= Instructions for the task =
Look for the string "Słoneczna" in the listing below and copy every line in which it appears.

= Dataset excerpts =
== == ==

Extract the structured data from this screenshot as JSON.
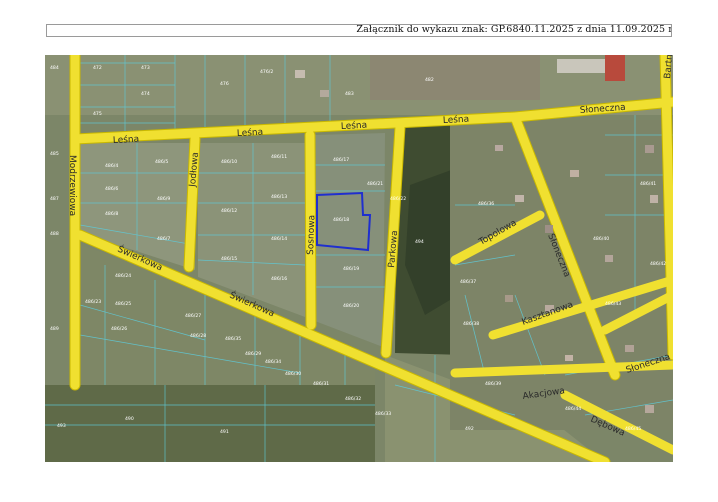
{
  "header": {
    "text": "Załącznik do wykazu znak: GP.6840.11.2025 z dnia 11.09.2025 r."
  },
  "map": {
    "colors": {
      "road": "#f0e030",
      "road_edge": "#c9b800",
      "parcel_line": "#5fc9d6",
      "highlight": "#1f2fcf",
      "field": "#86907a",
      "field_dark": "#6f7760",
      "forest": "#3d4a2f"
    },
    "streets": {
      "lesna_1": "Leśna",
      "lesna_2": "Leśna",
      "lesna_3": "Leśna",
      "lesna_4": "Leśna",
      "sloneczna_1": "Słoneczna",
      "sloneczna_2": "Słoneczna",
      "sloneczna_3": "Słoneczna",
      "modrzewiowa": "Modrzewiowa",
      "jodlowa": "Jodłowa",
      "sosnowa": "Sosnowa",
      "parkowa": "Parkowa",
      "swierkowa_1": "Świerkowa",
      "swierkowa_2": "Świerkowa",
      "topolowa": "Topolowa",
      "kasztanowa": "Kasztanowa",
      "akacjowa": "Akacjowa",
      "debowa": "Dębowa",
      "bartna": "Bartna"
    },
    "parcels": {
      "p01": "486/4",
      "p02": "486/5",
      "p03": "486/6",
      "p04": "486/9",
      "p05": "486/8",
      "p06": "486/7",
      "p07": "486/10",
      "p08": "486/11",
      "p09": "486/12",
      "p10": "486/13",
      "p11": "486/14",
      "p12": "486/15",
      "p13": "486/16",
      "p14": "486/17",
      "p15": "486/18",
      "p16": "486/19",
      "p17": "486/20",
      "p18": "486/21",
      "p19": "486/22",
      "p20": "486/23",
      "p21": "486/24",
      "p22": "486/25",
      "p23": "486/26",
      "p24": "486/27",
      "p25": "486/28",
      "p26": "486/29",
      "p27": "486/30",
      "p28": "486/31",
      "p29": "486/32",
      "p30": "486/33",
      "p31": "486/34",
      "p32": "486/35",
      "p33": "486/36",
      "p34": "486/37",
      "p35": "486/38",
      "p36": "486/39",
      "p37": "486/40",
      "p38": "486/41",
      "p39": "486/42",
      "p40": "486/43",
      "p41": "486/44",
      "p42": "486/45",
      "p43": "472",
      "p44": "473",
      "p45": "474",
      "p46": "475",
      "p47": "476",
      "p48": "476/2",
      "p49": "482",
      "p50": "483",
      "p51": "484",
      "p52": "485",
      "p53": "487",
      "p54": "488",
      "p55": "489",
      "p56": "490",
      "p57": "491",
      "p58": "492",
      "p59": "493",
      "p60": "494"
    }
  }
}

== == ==

= Expected answer =
      "sloneczna_1": "Słoneczna",
      "sloneczna_2": "Słoneczna",
      "sloneczna_3": "Słoneczna",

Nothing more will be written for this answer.